Task prompt:
Write out every single entry exactly.

Stored dataset items:

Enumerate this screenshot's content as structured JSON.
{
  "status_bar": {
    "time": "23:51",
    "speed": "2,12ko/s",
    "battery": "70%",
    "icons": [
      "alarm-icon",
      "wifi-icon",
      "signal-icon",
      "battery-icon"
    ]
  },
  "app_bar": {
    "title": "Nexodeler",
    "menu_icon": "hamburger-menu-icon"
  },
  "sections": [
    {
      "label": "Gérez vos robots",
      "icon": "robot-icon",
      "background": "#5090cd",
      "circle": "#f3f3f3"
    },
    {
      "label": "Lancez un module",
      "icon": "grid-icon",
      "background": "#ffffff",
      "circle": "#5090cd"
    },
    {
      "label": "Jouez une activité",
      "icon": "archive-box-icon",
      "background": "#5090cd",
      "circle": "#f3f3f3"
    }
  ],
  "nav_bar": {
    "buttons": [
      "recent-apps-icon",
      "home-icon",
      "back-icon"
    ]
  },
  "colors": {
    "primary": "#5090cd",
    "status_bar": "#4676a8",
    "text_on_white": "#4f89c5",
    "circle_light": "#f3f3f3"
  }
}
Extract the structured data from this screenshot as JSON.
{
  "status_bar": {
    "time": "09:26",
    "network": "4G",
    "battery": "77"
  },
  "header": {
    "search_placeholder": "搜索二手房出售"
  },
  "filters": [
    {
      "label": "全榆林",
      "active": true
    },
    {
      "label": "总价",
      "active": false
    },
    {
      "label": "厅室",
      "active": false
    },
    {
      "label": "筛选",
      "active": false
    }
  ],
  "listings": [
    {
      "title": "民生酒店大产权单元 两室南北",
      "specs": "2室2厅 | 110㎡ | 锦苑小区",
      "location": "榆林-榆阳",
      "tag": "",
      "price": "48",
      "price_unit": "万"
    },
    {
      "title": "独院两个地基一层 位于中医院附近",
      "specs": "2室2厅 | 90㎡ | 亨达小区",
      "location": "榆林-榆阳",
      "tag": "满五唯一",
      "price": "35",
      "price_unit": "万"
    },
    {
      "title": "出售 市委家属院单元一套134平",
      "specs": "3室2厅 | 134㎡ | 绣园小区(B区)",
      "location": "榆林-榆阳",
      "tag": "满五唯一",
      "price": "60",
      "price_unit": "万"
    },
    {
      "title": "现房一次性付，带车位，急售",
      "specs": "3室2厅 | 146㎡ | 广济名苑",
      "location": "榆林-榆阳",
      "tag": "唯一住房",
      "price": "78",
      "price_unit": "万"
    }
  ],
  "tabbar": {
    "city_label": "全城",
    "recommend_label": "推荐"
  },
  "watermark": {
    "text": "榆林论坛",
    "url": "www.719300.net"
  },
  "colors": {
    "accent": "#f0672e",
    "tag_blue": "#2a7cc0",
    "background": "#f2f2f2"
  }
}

Response to the task:
Enumerate this screenshot's content as structured JSON.
{
  "status_bar": {
    "time": "23:51",
    "speed": "2,12ko/s",
    "battery": "70%",
    "icons": [
      "alarm-icon",
      "wifi-icon",
      "signal-icon",
      "battery-icon"
    ]
  },
  "app_bar": {
    "title": "Nexodeler",
    "menu_icon": "hamburger-menu-icon"
  },
  "sections": [
    {
      "label": "Gérez vos robots",
      "icon": "robot-icon",
      "background": "#5090cd",
      "circle": "#f3f3f3"
    },
    {
      "label": "Lancez un module",
      "icon": "grid-icon",
      "background": "#ffffff",
      "circle": "#5090cd"
    },
    {
      "label": "Jouez une activité",
      "icon": "archive-box-icon",
      "background": "#5090cd",
      "circle": "#f3f3f3"
    }
  ],
  "nav_bar": {
    "buttons": [
      "recent-apps-icon",
      "home-icon",
      "back-icon"
    ]
  },
  "colors": {
    "primary": "#5090cd",
    "status_bar": "#4676a8",
    "text_on_white": "#4f89c5",
    "circle_light": "#f3f3f3"
  }
}
Extract the structured data from this screenshot as JSON.
{
  "status_bar": {
    "time": "09:26",
    "network": "4G",
    "battery": "77"
  },
  "header": {
    "search_placeholder": "搜索二手房出售"
  },
  "filters": [
    {
      "label": "全榆林",
      "active": true
    },
    {
      "label": "总价",
      "active": false
    },
    {
      "label": "厅室",
      "active": false
    },
    {
      "label": "筛选",
      "active": false
    }
  ],
  "listings": [
    {
      "title": "民生酒店大产权单元 两室南北",
      "specs": "2室2厅 | 110㎡ | 锦苑小区",
      "location": "榆林-榆阳",
      "tag": "",
      "price": "48",
      "price_unit": "万"
    },
    {
      "title": "独院两个地基一层 位于中医院附近",
      "specs": "2室2厅 | 90㎡ | 亨达小区",
      "location": "榆林-榆阳",
      "tag": "满五唯一",
      "price": "35",
      "price_unit": "万"
    },
    {
      "title": "出售 市委家属院单元一套134平",
      "specs": "3室2厅 | 134㎡ | 绣园小区(B区)",
      "location": "榆林-榆阳",
      "tag": "满五唯一",
      "price": "60",
      "price_unit": "万"
    },
    {
      "title": "现房一次性付，带车位，急售",
      "specs": "3室2厅 | 146㎡ | 广济名苑",
      "location": "榆林-榆阳",
      "tag": "唯一住房",
      "price": "78",
      "price_unit": "万"
    }
  ],
  "tabbar": {
    "city_label": "全城",
    "recommend_label": "推荐"
  },
  "watermark": {
    "text": "榆林论坛",
    "url": "www.719300.net"
  },
  "colors": {
    "accent": "#f0672e",
    "tag_blue": "#2a7cc0",
    "background": "#f2f2f2"
  }
}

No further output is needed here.